I've honestly struggled with this card and Barrett's choice of Nuit/Nut/Neith as the deity that is represented. I'm just not seeing Nuit as an appropriate choice for the World as I understand it or as explained by Barrett in the companion book. I'm just gonna start typing and hopefully something of use will make its way from my brain through my fingers and into this post. ;)

According to Barrett, this card represents perfection and completion, the end of time, the union of the soul with the universe, self-awareness, the attainment of natural perfection, the return to source and the final end of matter.

Nuit was the mother of all the gods. In the Ennead cosmology, Atum-Ra (the Fool) was the first god. He begot Tefnut and Shu who then begot Nuit and Geb. Shu forbade Nuit and Geb to have any children during any month of the year (which at that point was 12 months of 30 days each for a total of 360 days) and kept Nuit suspended above Geb to keep them from procreating. Thoth won five days from the moon and it was during these days that Osiris, Set, Horus the Elder, Isis and Nephthys were born.

Nuit was known as the Lady of the Stars since she was thought to cover the earth, with her front being the starry sky as seen from earth. Those stars are in the background of the card. Traditionally, she was thought to balance on her hands and toes at the four compass points of north, east, south and west. In this card, she balances on her right foot.

Her posture in this card is the opposite of Osiris' posture in the Hanged Man. In the Hanged Man, that posture symbolized sacrifice and waiting. Here it symbolizes balance (in the sense of being whole as opposed to the balance shown in Justice) and completion. This is understandable since the Osirian cycle shown in a number of cards in the Majors culminated in Judgement, right before this card.

The jar atop her head is the hieroglyph for her name. It represents both the womb and the heart. The upper part of the jar is blue, representing the sky (Nuit) while the lower part is terra cotta, representing the earth (Geb). The ankh that joins the two sections shows that life is born from the joining of opposites.

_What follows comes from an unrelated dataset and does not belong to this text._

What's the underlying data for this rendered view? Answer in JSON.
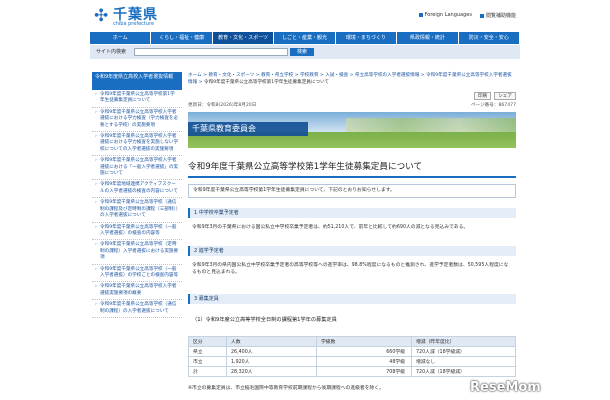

The three solar disks represent, from bottom to top, Malkuth, Yesod and Tipareth, which form the most direct path to Kether on the Tree of Life. Kether means crown, and in this case Nuit's "crown" would be the jar, which represents a synthesis of opposites and the outcome of that synthesis.

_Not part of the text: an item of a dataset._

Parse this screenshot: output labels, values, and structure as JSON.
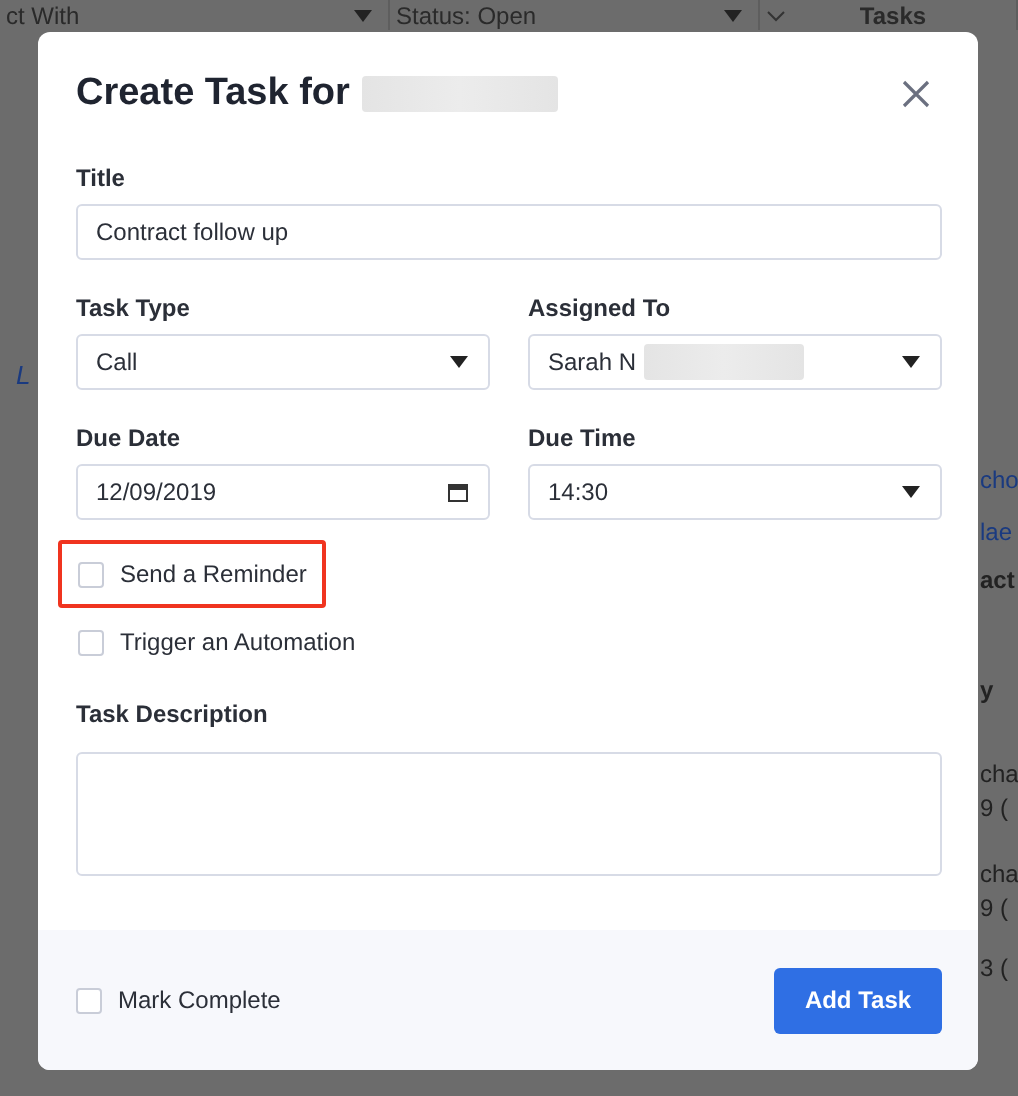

Barrett says that the disks also suggest the myth that Nuit gave birth to the sun each morning and consumed it again that night. The solar disks at her throat and vagina support that supposition. But unless she gave birth through her foot, I can't understand the positioning of that third solar disk, unless it's "artistic license."

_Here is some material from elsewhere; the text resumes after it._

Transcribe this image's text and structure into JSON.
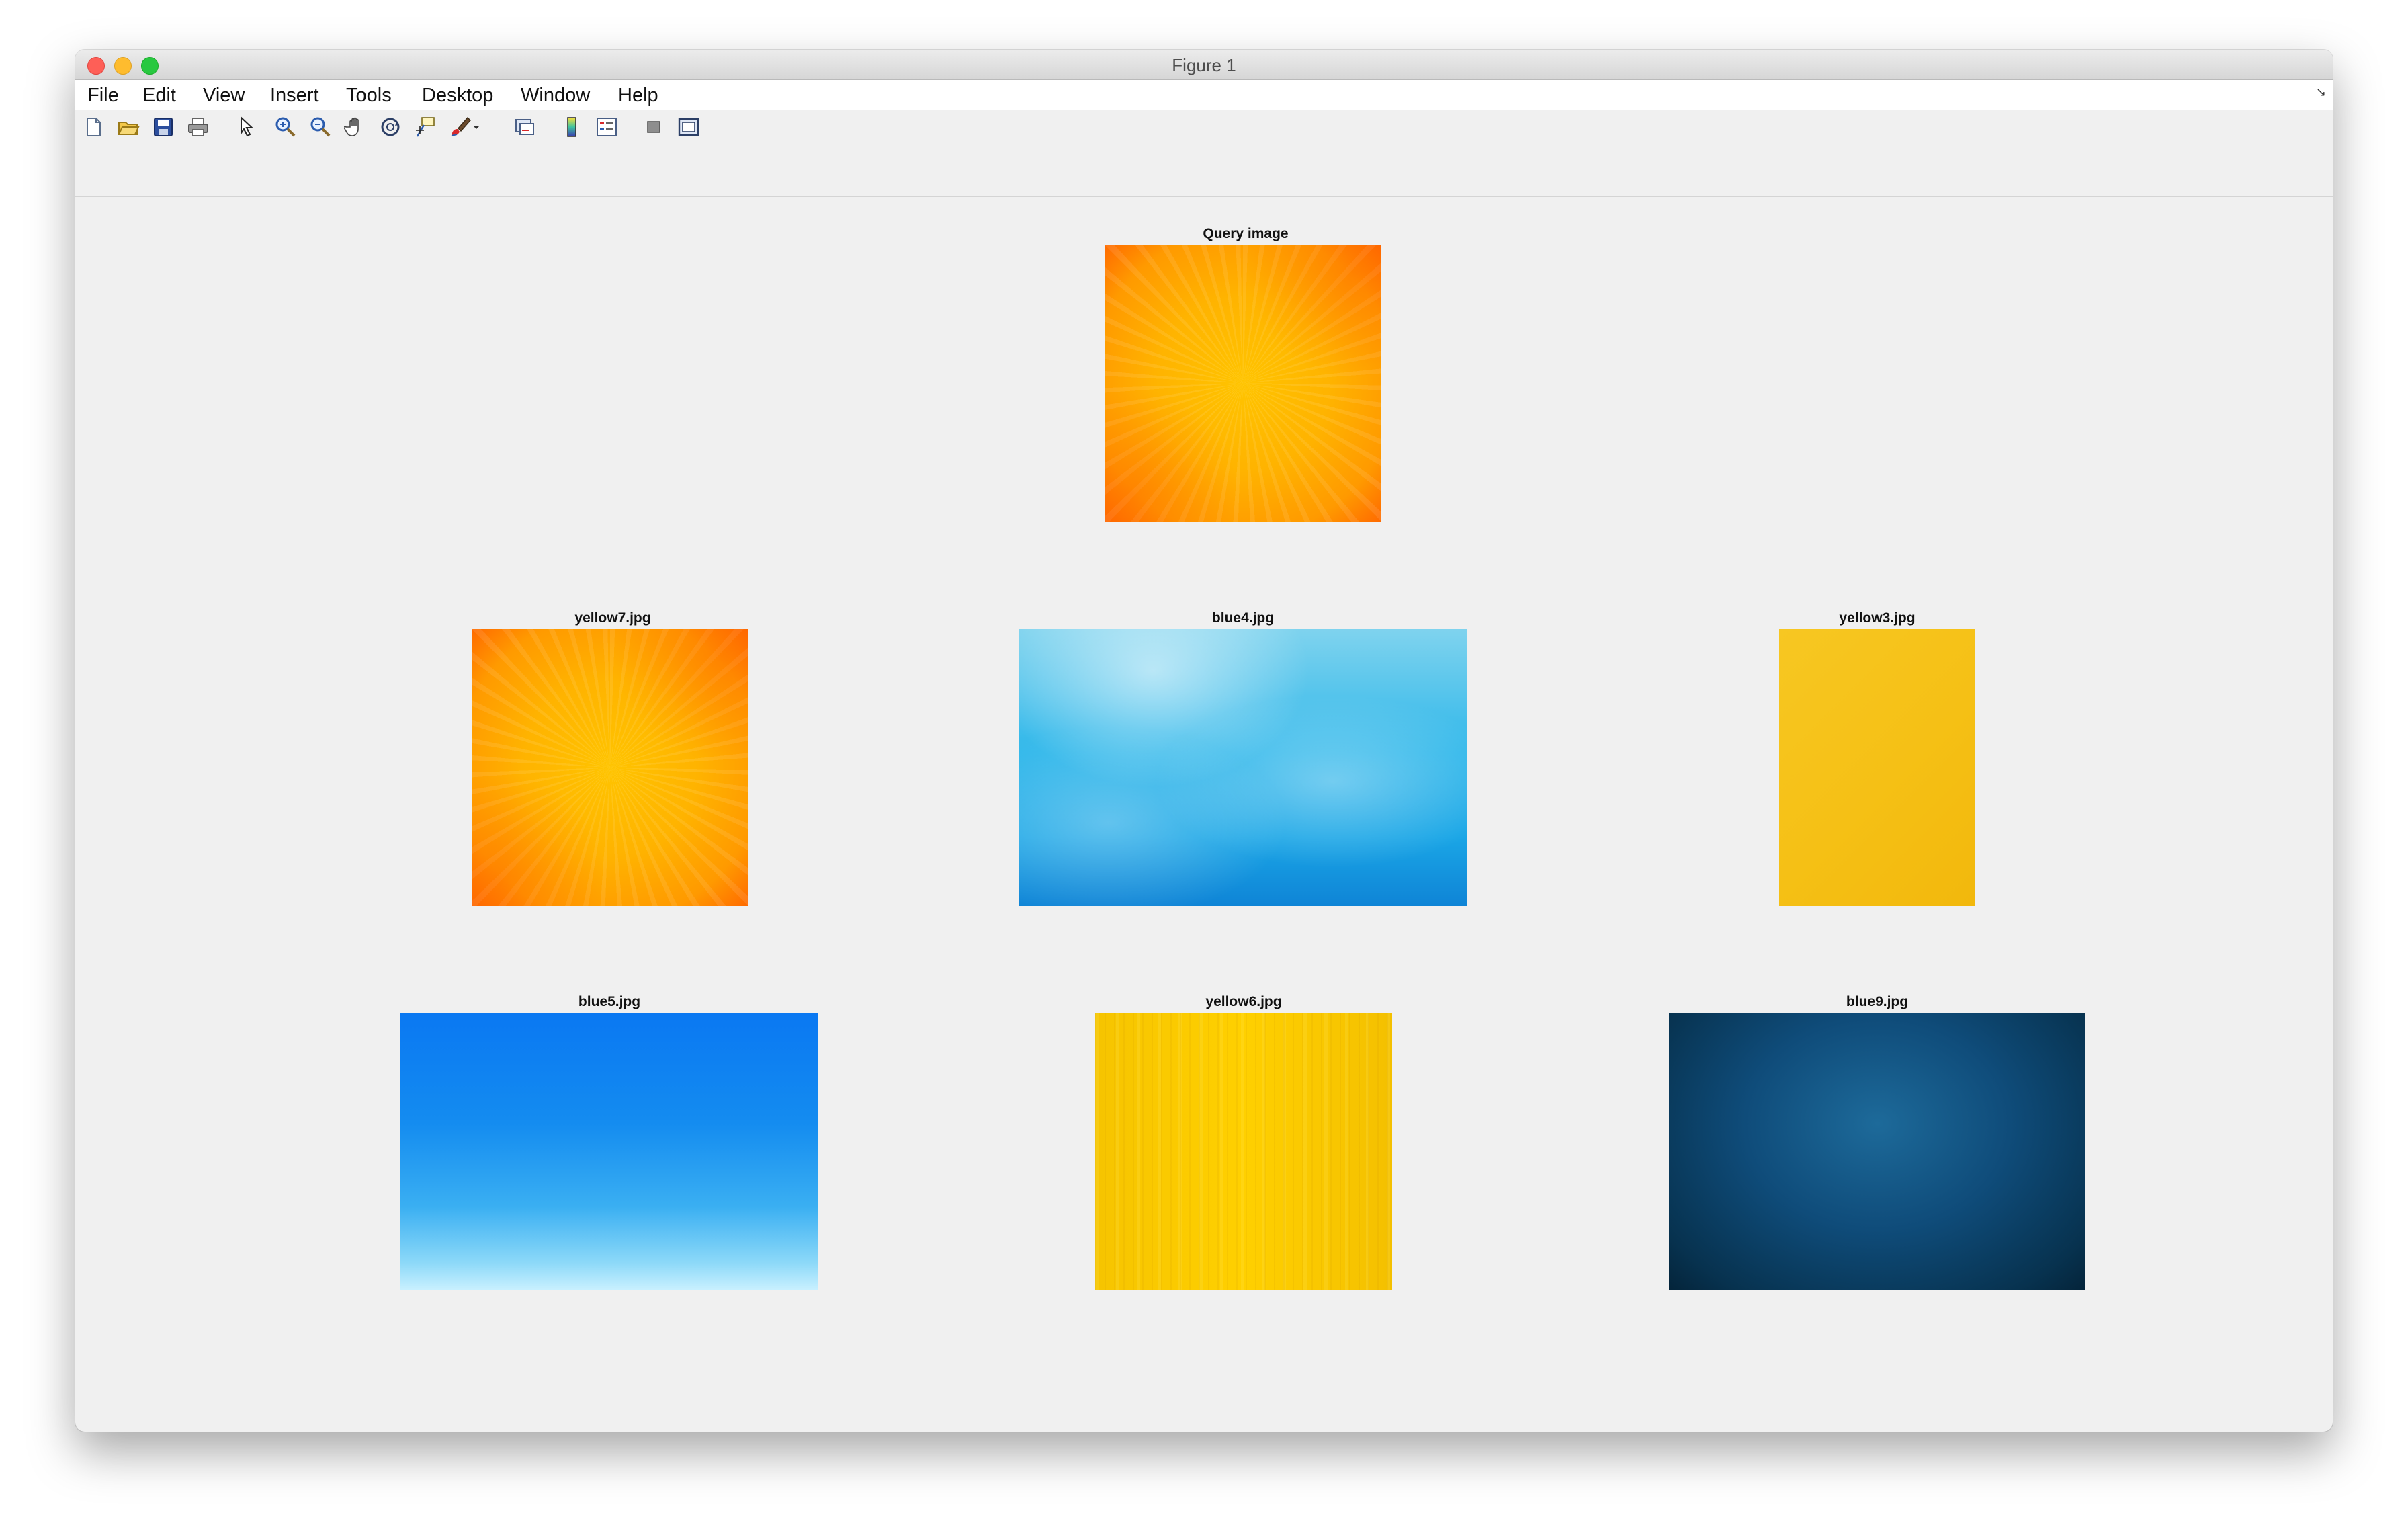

Nuit holds lotus and papyrus wands that symbolize the unification of Upper and Lower Egypt. Unification is another form of synthesis of opposites.

Her foot on the head of Apophis the demon god shows that she has complete control over him. Ra was finally able to defeat Apophis as the foot of Nuit's sacred tree. As a snake, Apophis was also a phallic symbol.

She is surrounded by a rainbow-colored almond-shaped band that's divided into the 12 colors of the zodiac (see the Sun). This shape resembles the Vesica Piscis which in turn resembles the entrance to the womb. The snake is needed in order to fertilize the womb, thereby conceiving the egg of creation that is seen in the Fool.

A number of the images in this card suggest synthesis, integration or unification. An implicit form of synthesis that's suggested by this card is what occurs when the lessons of cards 1 - 20 of the Major Arcana are integrated, thereby creating a new individual who waits to be born in the Fool so that he can begin the process of going through those lessons again and integrating at an even higher level.

A swirl of violet courses around Nuit and through the symbols of the four elements in the corners of the card. These swirls symbolize the end of all things since violet is the end of the visible spectrum of light. The swirl could be thought of as part of the fabric of the universe. As such, it joins together the four elements, the mother, the phallus, the womb and the Vesica Piscis. The result of this unification is a new life.

The pyramids behind Nuit represent earthly materialism (the handiwork of men) that has been left behind. Although the pyramids have lasted for thousands of years, they are insignificant when compared to the infiniteness of time and space.

OK. Maybe I understand the choice of Nuit a little bit better now that I've typed all this. I'll have to sleep on it....